Copy out every line in the entries below that includes "CLINICAL".

------------------------------------------------------------------------

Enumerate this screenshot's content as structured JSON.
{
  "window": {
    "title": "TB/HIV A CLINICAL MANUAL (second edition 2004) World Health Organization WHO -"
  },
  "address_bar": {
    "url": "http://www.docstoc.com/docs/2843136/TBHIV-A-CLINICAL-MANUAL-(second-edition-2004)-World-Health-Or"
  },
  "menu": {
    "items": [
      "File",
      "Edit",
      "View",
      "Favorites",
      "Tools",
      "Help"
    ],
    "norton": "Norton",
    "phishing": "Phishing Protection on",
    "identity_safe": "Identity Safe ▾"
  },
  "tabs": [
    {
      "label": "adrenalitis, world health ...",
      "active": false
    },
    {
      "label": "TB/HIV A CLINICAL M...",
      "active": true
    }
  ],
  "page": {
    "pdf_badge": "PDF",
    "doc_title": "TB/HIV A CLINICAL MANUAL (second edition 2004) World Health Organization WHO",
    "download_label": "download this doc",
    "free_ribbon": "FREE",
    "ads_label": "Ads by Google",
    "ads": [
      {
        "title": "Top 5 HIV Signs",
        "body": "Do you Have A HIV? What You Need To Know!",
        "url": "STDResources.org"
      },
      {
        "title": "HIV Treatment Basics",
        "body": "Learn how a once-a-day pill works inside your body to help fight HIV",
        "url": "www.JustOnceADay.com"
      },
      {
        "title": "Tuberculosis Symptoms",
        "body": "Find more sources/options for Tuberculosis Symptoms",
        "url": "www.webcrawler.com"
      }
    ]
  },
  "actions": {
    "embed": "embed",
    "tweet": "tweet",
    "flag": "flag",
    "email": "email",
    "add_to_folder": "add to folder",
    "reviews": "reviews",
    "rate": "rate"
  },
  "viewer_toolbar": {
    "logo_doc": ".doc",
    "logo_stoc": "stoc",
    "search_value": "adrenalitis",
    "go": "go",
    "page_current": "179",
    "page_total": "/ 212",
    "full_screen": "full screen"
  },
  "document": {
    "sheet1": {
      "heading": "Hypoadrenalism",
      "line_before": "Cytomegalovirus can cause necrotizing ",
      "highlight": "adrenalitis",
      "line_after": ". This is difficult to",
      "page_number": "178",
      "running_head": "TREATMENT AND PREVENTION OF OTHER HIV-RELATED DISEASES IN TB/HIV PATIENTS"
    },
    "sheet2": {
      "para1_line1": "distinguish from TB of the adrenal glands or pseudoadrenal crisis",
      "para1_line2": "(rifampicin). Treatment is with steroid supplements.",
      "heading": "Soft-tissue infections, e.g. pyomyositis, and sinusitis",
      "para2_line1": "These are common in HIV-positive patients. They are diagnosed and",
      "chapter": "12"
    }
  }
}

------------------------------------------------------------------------

RESULT FOR THIS TASK —
    "title": "TB/HIV A CLINICAL MANUAL (second edition 2004) World Health Organization WHO -"
    "url": "http://www.docstoc.com/docs/2843136/TBHIV-A-CLINICAL-MANUAL-(second-edition-2004)-World-Health-Or"
      "label": "TB/HIV A CLINICAL M...",
    "doc_title": "TB/HIV A CLINICAL MANUAL (second edition 2004) World Health Organization WHO",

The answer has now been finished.